[Dataset entries]

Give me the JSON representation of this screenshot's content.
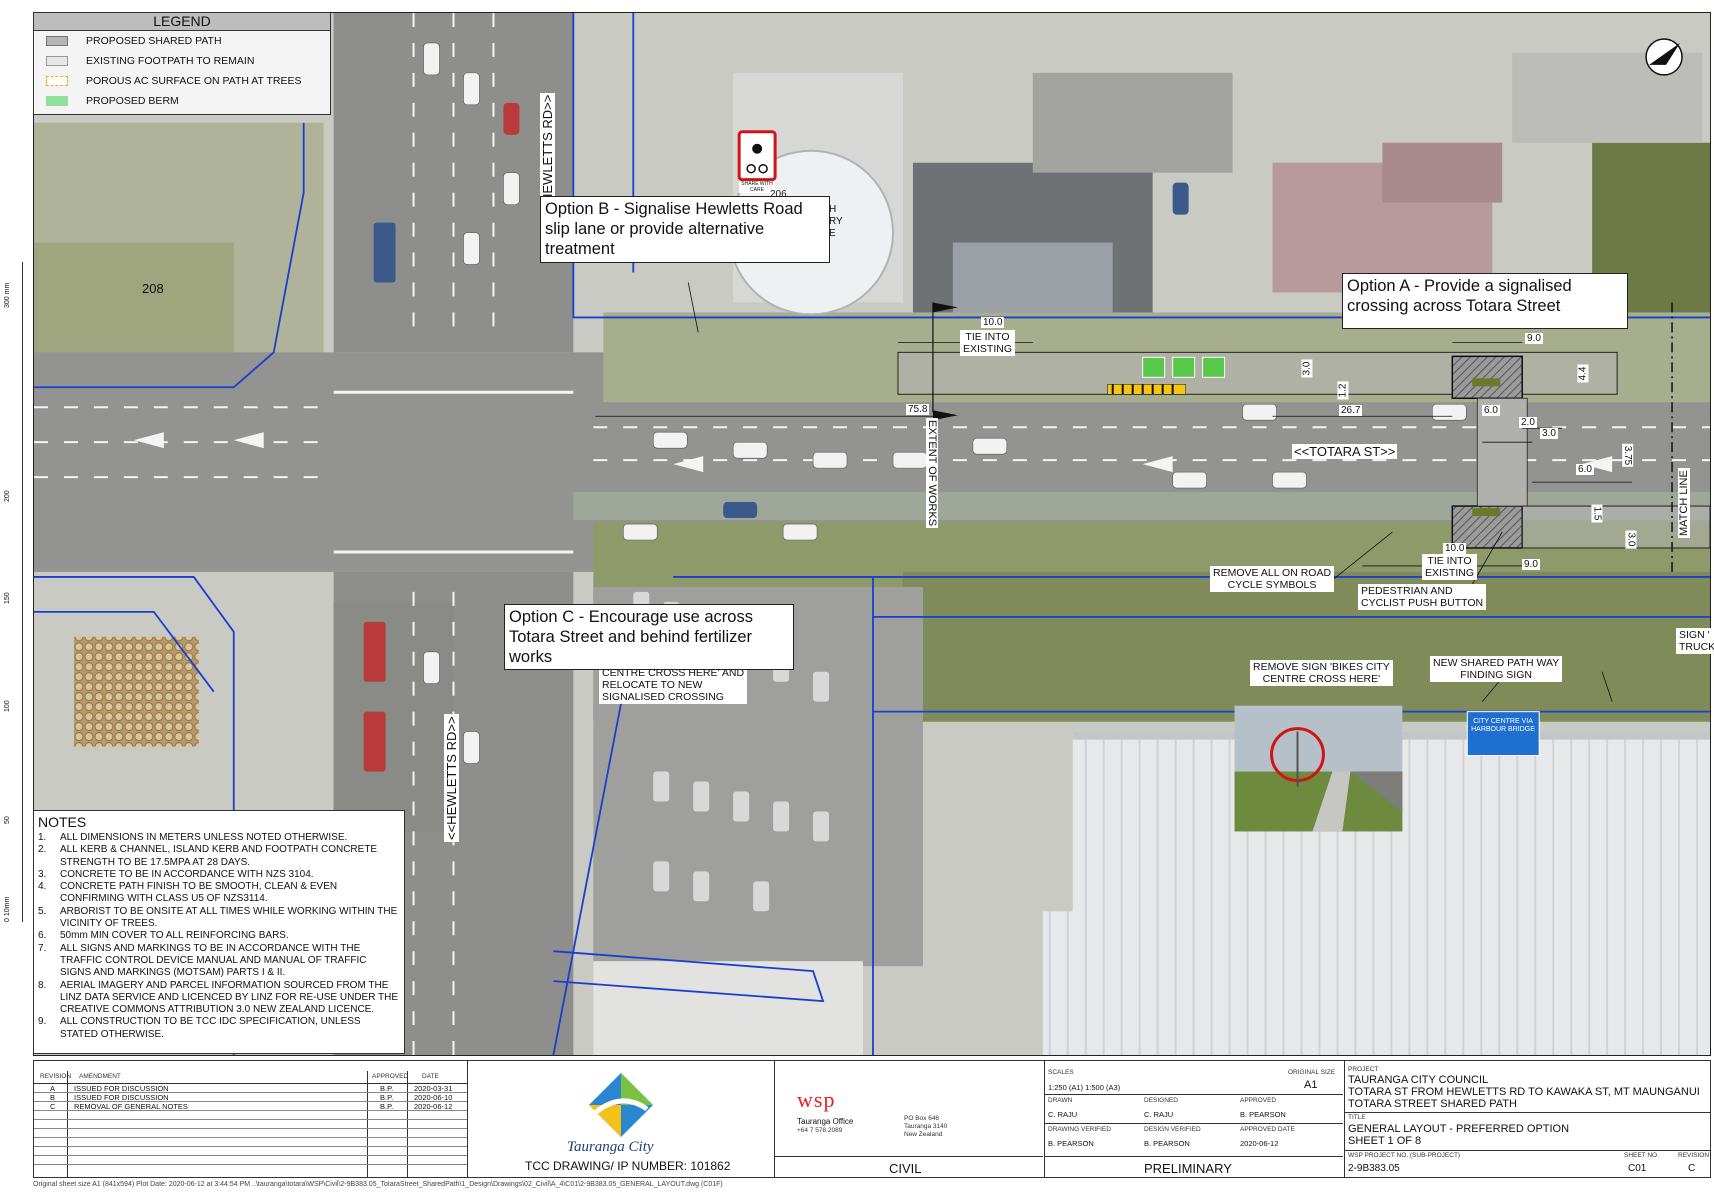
{
  "legend": {
    "title": "LEGEND",
    "items": [
      {
        "label": "PROPOSED SHARED PATH",
        "color": "#b5b5b5"
      },
      {
        "label": "EXISTING FOOTPATH TO REMAIN",
        "color": "#e6e6e6"
      },
      {
        "label": "POROUS AC SURFACE ON PATH AT TREES",
        "color": "#f5a623"
      },
      {
        "label": "PROPOSED BERM",
        "color": "#8ee09a"
      }
    ]
  },
  "callouts": {
    "option_a": "Option A - Provide a signalised crossing across Totara Street",
    "option_b": "Option B - Signalise Hewletts Road slip lane or provide alternative treatment",
    "option_c": "Option  C - Encourage use across Totara Street and behind fertilizer works"
  },
  "map_labels": {
    "hewletts_top": "HEWLETTS RD>>",
    "hewletts_bottom": "<<HEWLETTS RD>>",
    "totara": "<<TOTARA ST>>",
    "property_208": "208",
    "extent_of_works": "EXTENT OF WORKS",
    "match_line": "MATCH LINE",
    "tie_into_existing_1": "TIE INTO\nEXISTING",
    "tie_into_existing_2": "TIE INTO\nEXISTING",
    "remove_cycle_symbols": "REMOVE ALL ON ROAD\nCYCLE SYMBOLS",
    "push_button": "PEDESTRIAN AND\nCYCLIST PUSH BUTTON",
    "remove_sign": "REMOVE SIGN 'BIKES CITY\nCENTRE CROSS HERE'",
    "new_sign": "NEW SHARED PATH WAY\nFINDING SIGN",
    "relocate_sign": "CENTRE CROSS HERE' AND\nRELOCATE TO NEW\nSIGNALISED CROSSING",
    "sign_edge": "SIGN '\nTRUCK",
    "sign_panel_text": "CITY CENTRE VIA\nHARBOUR BRIDGE",
    "share_sign_text": "SHARE WITH CARE",
    "building_text": "H\nRY\nE",
    "building_num": "206"
  },
  "dimensions": [
    "10.0",
    "75.8",
    "9.0",
    "3.0",
    "1.2",
    "4.4",
    "26.7",
    "6.0",
    "2.0",
    "3.0",
    "3.75",
    "6.0",
    "1.5",
    "3.0",
    "10.0",
    "9.0"
  ],
  "scale_ticks": [
    "300 mm",
    "200",
    "150",
    "100",
    "50",
    "0  10mm"
  ],
  "notes": {
    "title": "NOTES",
    "items": [
      {
        "n": "1.",
        "text": "ALL DIMENSIONS IN METERS UNLESS NOTED OTHERWISE."
      },
      {
        "n": "2.",
        "text": "ALL KERB & CHANNEL, ISLAND KERB AND FOOTPATH CONCRETE STRENGTH TO BE 17.5MPA AT 28 DAYS."
      },
      {
        "n": "3.",
        "text": "CONCRETE TO BE IN ACCORDANCE WITH NZS 3104."
      },
      {
        "n": "4.",
        "text": "CONCRETE PATH FINISH TO BE SMOOTH, CLEAN & EVEN CONFIRMING WITH CLASS U5 OF NZS3114."
      },
      {
        "n": "5.",
        "text": "ARBORIST TO BE ONSITE AT ALL TIMES WHILE WORKING WITHIN THE VICINITY OF TREES."
      },
      {
        "n": "6.",
        "text": "50mm MIN COVER TO ALL REINFORCING BARS."
      },
      {
        "n": "7.",
        "text": "ALL SIGNS AND MARKINGS TO BE IN ACCORDANCE WITH THE TRAFFIC CONTROL DEVICE MANUAL AND  MANUAL OF TRAFFIC SIGNS AND MARKINGS (MOTSAM) PARTS I & II."
      },
      {
        "n": "8.",
        "text": "AERIAL IMAGERY AND PARCEL INFORMATION SOURCED FROM THE LINZ DATA SERVICE AND LICENCED BY LINZ FOR RE-USE UNDER THE CREATIVE COMMONS ATTRIBUTION 3.0 NEW ZEALAND LICENCE."
      },
      {
        "n": "9.",
        "text": "ALL CONSTRUCTION TO BE TCC IDC SPECIFICATION, UNLESS STATED OTHERWISE."
      }
    ]
  },
  "title_block": {
    "revisions": {
      "headers": [
        "REVISION",
        "AMENDMENT",
        "APPROVED",
        "DATE"
      ],
      "rows": [
        [
          "A",
          "ISSUED FOR DISCUSSION",
          "B.P.",
          "2020-03-31"
        ],
        [
          "B",
          "ISSUED FOR DISCUSSION",
          "B.P.",
          "2020-06-10"
        ],
        [
          "C",
          "REMOVAL OF GENERAL NOTES",
          "B.P.",
          "2020-06-12"
        ]
      ]
    },
    "tauranga_logo_text": "Tauranga City",
    "tcc_drawing": "TCC DRAWING/ IP NUMBER: 101862",
    "wsp": {
      "logo": "wsp",
      "office": "Tauranga Office",
      "phone": "+64 7 578 2089",
      "address": "PO Box 646\nTauranga 3140\nNew Zealand"
    },
    "discipline": "CIVIL",
    "scales_label": "SCALES",
    "scales": "1:250 (A1) 1:500 (A3)",
    "original_size_label": "ORIGINAL SIZE",
    "original_size": "A1",
    "drawn_label": "DRAWN",
    "drawn": "C. RAJU",
    "designed_label": "DESIGNED",
    "designed": "C. RAJU",
    "approved_label": "APPROVED",
    "approved": "B. PEARSON",
    "drawing_verified_label": "DRAWING VERIFIED",
    "drawing_verified": "B. PEARSON",
    "design_verified_label": "DESIGN VERIFIED",
    "design_verified": "B. PEARSON",
    "approved_date_label": "APPROVED DATE",
    "approved_date": "2020-06-12",
    "status": "PRELIMINARY",
    "project_label": "PROJECT",
    "project_lines": [
      "TAURANGA CITY COUNCIL",
      "TOTARA ST FROM HEWLETTS RD TO KAWAKA ST, MT MAUNGANUI",
      "TOTARA STREET SHARED PATH"
    ],
    "title_label": "TITLE",
    "title_lines": [
      "GENERAL LAYOUT - PREFERRED OPTION",
      "SHEET 1 OF 8"
    ],
    "wsp_project_label": "WSP PROJECT NO. (SUB-PROJECT)",
    "wsp_project_no": "2-9B383.05",
    "sheet_no_label": "SHEET NO.",
    "sheet_no": "C01",
    "revision_label": "REVISION",
    "revision": "C"
  },
  "footer": "Original sheet size A1 (841x594)    Plot Date: 2020-06-12 at 3:44:54 PM        ..\\tauranga\\totara\\WSP\\Civil\\2-9B383.05_TotaraStreet_SharedPath\\1_Design\\Drawings\\02_Civil\\A_4\\C01\\2-9B383.05_GENERAL_LAYOUT.dwg (C01F)"
}
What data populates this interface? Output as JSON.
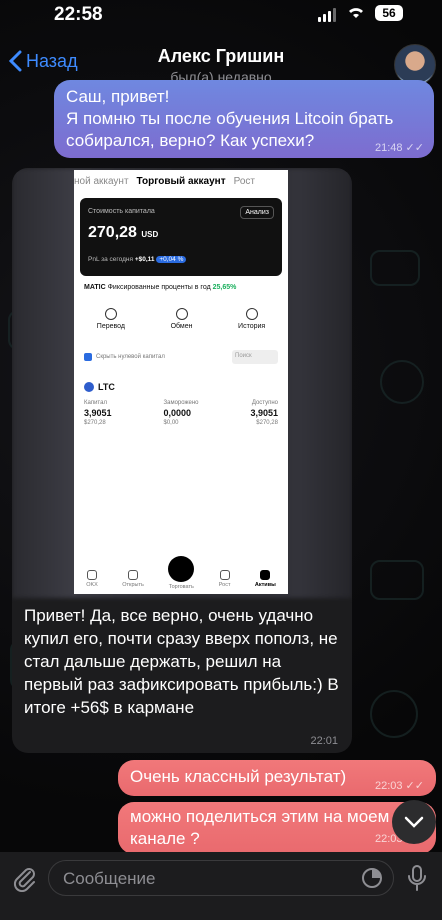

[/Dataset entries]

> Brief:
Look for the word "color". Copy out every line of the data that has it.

> Problem solution:
        "color": "#b5b5b5"
        "color": "#e6e6e6"
        "color": "#f5a623"
        "color": "#8ee09a"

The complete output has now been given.